A Good Report Card

Education gets high marks from state’s review team

After the best part of a year and enough paper to sheathe the Pentagon, the Education Department has gotten a positive rating from the Pennsylvania Department of Education, which sent a team of site visitors to campus April 19.

“Actually, all the work is done ahead,” says Sandy Fluck, professor of education and department chair.

To prepare for the visit, each member of the 15-person team—faculty from state universities and private colleges, as well as teachers from two school districts—received an inch-thick binder about his or her specialty area. (Moravian offers 12 subject areas for teachers, as well as a certificate program in English as a second language.) The team leader, Kim Long of Shippensburg University, and the PDE liaison, Clifton Edwards, got the Big Binder, which is almost five inches thick and contains everything you ever wanted to know about education at Moravian. Maybe more.

Education is not the largest department on campus— surprisingly, since the College is known for training and graduating teachers. But they get their degrees in a subject area; there is no B.A. in education. The extensive education courses taken by these students (enough, in fact, for a second major) are required for teaching certification. Secondary-ed students and those in the K-12 disciplines of music, art, and foreign languages major in their subject area (e.g., history, math, science) and minor in education.

The department has just six faculty and a full-time field coordinator, though it has more adjunct instructors (25) than any department except music. But it also has the largest outside “faculty”: the many teachers and administrators in local school districts who assist, supervise, and evaluate the College’s student-teachers at every stage of their experience.

Certainly Moravian has the most active education department in the Lehigh Valley, if you count all the students enrolled in education courses to prepare for a teaching career.

Muhlenberg College, which has the closest program to Moravian’s, has more education faculty but fewer students. It faces state evaluation next year and sent representatives to Moravian during the PDE visit to get a sneak peek at the process.

Moravian also has an extensive preparation for student teachers, which it instituted long before any other school and which contains more components than any other program. “I think our field experiences are more extensive than any other college’s,” says Sandy.

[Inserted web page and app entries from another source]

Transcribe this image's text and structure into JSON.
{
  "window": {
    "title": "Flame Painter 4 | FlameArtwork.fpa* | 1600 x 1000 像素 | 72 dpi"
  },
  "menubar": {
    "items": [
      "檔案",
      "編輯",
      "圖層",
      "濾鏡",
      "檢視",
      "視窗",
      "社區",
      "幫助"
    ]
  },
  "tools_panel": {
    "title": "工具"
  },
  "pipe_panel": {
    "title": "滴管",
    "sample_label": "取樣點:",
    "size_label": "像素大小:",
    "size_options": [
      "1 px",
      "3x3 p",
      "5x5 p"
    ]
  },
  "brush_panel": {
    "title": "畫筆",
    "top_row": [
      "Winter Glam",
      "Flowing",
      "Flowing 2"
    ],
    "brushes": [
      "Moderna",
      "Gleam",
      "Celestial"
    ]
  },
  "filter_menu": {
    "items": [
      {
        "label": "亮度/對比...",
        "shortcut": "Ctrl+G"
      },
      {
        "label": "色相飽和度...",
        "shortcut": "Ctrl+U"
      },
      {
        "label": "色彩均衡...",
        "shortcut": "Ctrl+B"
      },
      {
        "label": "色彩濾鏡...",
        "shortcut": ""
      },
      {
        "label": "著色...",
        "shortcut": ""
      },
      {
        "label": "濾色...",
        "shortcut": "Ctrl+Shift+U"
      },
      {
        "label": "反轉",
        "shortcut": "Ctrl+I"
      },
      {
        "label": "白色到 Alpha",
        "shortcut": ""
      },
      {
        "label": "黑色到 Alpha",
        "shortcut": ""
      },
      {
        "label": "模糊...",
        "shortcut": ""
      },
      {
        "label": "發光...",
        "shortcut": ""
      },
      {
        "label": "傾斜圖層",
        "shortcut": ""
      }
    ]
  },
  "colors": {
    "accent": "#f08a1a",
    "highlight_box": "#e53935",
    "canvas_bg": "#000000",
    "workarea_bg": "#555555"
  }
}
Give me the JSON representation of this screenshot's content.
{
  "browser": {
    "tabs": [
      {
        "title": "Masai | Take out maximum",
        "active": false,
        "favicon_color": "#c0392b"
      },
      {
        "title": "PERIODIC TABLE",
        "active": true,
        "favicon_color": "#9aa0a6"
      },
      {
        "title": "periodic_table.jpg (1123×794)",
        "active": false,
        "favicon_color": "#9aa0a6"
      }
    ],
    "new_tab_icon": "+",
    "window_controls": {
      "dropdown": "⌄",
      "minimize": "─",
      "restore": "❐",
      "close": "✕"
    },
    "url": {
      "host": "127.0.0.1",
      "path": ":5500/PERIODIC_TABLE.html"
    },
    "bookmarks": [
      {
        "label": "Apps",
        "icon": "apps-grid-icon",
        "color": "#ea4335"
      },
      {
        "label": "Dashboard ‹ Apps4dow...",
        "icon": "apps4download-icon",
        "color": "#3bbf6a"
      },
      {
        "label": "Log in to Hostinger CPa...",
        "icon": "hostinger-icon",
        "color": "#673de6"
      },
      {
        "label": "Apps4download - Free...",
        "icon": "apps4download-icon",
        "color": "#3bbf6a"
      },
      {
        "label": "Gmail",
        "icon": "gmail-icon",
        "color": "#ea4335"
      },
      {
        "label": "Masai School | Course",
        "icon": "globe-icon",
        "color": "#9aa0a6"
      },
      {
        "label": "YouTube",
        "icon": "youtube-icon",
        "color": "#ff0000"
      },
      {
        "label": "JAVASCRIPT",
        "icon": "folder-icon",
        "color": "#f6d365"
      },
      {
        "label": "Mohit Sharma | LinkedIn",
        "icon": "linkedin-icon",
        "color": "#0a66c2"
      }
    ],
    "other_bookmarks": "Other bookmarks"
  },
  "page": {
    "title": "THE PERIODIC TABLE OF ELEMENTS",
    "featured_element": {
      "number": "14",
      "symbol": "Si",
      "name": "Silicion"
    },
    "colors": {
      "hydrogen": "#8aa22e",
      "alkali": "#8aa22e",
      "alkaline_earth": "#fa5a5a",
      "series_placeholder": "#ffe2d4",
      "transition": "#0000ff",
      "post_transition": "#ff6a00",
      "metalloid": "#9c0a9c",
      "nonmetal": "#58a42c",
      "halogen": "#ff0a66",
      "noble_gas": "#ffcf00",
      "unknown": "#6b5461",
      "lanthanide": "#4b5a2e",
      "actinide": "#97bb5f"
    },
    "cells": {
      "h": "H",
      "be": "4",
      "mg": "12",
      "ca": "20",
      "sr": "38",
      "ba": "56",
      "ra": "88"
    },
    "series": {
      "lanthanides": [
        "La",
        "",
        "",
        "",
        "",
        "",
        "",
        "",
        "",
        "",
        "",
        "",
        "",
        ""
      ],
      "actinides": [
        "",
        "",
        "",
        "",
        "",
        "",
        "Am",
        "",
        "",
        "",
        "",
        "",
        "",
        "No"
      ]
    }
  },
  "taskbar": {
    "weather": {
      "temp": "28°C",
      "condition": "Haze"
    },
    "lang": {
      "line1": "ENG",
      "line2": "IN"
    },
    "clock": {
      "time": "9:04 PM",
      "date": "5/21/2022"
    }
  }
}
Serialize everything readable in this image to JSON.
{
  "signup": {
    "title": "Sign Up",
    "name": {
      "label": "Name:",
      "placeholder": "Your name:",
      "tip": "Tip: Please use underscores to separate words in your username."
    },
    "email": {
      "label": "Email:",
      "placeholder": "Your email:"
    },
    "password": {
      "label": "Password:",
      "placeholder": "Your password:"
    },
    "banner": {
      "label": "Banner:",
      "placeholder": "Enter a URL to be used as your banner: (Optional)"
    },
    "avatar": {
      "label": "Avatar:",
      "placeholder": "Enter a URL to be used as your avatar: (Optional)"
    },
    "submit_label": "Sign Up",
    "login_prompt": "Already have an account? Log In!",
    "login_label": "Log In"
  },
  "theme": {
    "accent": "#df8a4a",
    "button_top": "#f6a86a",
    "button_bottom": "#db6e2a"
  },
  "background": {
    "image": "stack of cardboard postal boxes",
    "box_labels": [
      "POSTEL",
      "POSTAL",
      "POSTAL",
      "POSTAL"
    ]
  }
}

Students who are interested in becoming teachers have a field experience at the end of their freshman year or the start of their sophomore year. This gives them the chance to go into the classroom and see what teachers face on a daily basis; and it gives students an early opportunity to decide whether teaching really is their career choice.

As juniors or first-semester seniors, they have pre-student teaching, allowing them to take on more of the responsibilities of teaching. Then there is the student-teaching experience itself, which requires completion of all education coursework with a 3.0 grade average, as well as a 3.0 in the academic major and overall.

In the defense of its curriculum, Sandy says, the department included not only many, many pages of description and support but also an “evidence room” (the largest laboratory classroom in the Priscilla Payne Hurd Academic Complex) filled with posters and crafts, classroom projects, and an array of faculty publications, to emphasize the variety and quality of instruction throughout the College.

The PDE team came to town on a Sunday, met with students and faculty on Monday, and were gone by Tuesday morning. But they left word that the department passed with flying colors. “There will be concerns and recommendations—there always are,” Sandy says. The official report will come in the fall, but in the meantime the education faculty can relax in the knowledge that they’re doing most things right.

All they need is to keep on doing them for five years, when the next state evaluation comes along.

Sandy has kept a copy of the Big Binder and each of the subject area binders, but in hunting for documents during this interview, she sometimes came up short. “There were so many things I already flipped [threw away],” she says with a smile, “bcause I got tired of it all!”

May 4, 2004

A Good Report Card:
Education Department passes state review with flying colors.

What a Racket:
Jason Toedter '04 is first ever from Moravian to win conference men's singles championship.

Six Degrees of Separation:
There's another branch of the von Allmen family -- also in Business and Economics.

Bach for More:
The 2004 Bethlehem Bach Festival features composer-in-residence Larry Lipkis in four roles.

Jon Conrad wins award from Red Cross.
Campus calendar.
Faculty/staff/student accomplishments.